• Task objective:
Search the material below for the string "Find" and copy each line where it appears.

• Data excerpts:
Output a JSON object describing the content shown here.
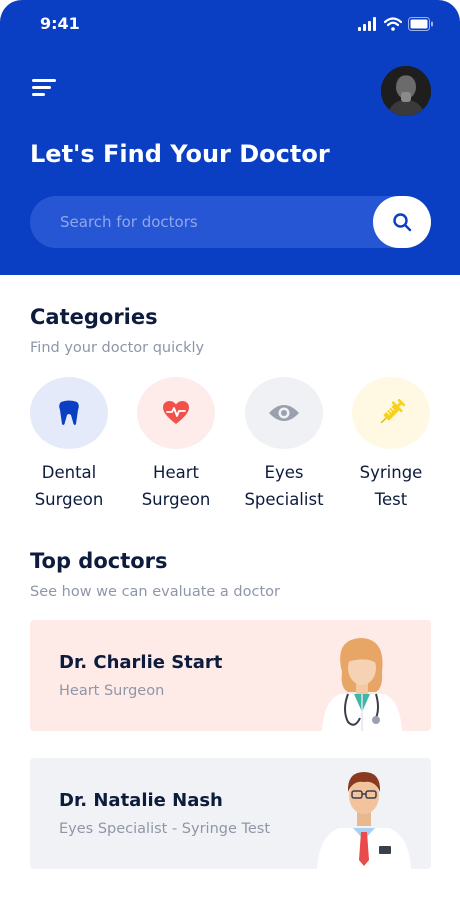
{
  "status": {
    "time": "9:41"
  },
  "header": {
    "title": "Let's Find Your Doctor",
    "search_placeholder": "Search for doctors"
  },
  "categories": {
    "title": "Categories",
    "subtitle": "Find your doctor quickly",
    "items": [
      {
        "line1": "Dental",
        "line2": "Surgeon",
        "icon": "tooth-icon",
        "bg": "#e4eaf9",
        "color": "#0a3fc4"
      },
      {
        "line1": "Heart",
        "line2": "Surgeon",
        "icon": "heart-icon",
        "bg": "#fdecea",
        "color": "#f2504b"
      },
      {
        "line1": "Eyes",
        "line2": "Specialist",
        "icon": "eye-icon",
        "bg": "#f0f1f5",
        "color": "#9aa0ad"
      },
      {
        "line1": "Syringe",
        "line2": "Test",
        "icon": "syringe-icon",
        "bg": "#fff9e3",
        "color": "#f6d21e"
      }
    ]
  },
  "top_doctors": {
    "title": "Top doctors",
    "subtitle": "See how we can evaluate a doctor",
    "doctors": [
      {
        "name": "Dr. Charlie Start",
        "specialty": "Heart Surgeon",
        "bg": "#feebe8"
      },
      {
        "name": "Dr. Natalie Nash",
        "specialty": "Eyes Specialist - Syringe Test",
        "bg": "#f1f2f6"
      }
    ]
  },
  "colors": {
    "primary": "#0a3fc4",
    "text": "#0d1b3d",
    "muted": "#8e96a8"
  }
}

• Task answer:
    "title": "Let's Find Your Doctor",
    "subtitle": "Find your doctor quickly",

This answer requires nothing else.